With the news that Steven Spielberg is to remake the South Korean psychodrama, everyone is wondering whether that movie's most famous scene is about to be reproduced. Would Will Smith ever chow down on a slippery, live cephalopod?
Ah yes. The Octopus. The scene 'has become an iconic image in the minds of many Asian cinema fans,' according to Variety. It's one of the very few shots that didn't feature in the original Japanese Manga on which the film is based. When I called him up to talk about it, Park Chan-Wook revealed the lengths his actor had to go to in the search for the prefect take.
The scene unfolds as follows.
Choi's character has fought his way out of an inexplicable incarceration after fifteen grueling years of mind-games and private torment. He is now at large in the city, in front of a sushi bar where he receives a wallet of money and a mobile phone from a passer-by. He enters the bar, and sits on one of the red-upholstered bar-stools.

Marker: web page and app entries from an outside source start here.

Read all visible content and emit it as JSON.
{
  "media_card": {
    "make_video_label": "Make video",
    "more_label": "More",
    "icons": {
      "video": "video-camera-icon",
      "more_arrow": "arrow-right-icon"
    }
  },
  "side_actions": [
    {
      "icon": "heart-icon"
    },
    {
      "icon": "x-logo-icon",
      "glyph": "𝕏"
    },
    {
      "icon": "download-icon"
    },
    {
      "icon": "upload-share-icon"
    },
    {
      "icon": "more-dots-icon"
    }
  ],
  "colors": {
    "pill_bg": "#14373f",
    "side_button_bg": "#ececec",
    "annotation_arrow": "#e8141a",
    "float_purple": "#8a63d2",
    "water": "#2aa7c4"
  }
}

He's wearing sinister, comedy sunglasses. 'I want to eat something alive', he intones dully to the pretty woman serving as a sushi chef.
He's given a whole octopus on a green plate. The phone rings, and it's a phone call from his tormentor. After hanging up he rips off the head of the octopus and chews on the tentacles, which sucker and writhe around his face and even creep into his nostrils. He faints face-down onto the sushi counter as the tentacles still wriggle from his lips.
'I want to say straight away that most people in Korea don't normally eat octopus of that size,' he tells me. 'But it's true we do eat it when it's still alive'. Park wanted to show the 'hatred' Choi's character felt after that mocking phone-call from his invisible tormentor, but also his desire to 'touch' after not touching a living thing for fifteen years.
'We filmed past midnight in a real Pusan restaurant called Gozen,' says Park. Pusan is a massive harbour overlooking the Sea of Japan. It's famous for its seafood, as well as its film festival.
'The props department had ordered a total of seven octopi from the fish market, via the restaurant's established contacts, and they were kept in the fish-tanks until we needed them' It was only on the seventh take that they got the final shot they wanted 'with the tentacles really moving around in a good way'.
It turns out that each retake was torture for Choi Min-shik. Despite his formidable action presence, he'ss a committed Buddhist. 'Before every take we had to do a prayer to apologize to the octopus for killing it,' recalls Park of that evening.
'It was very hard for him to kill something like that, let alone seven creatures in a row. It took him a long time to recover'.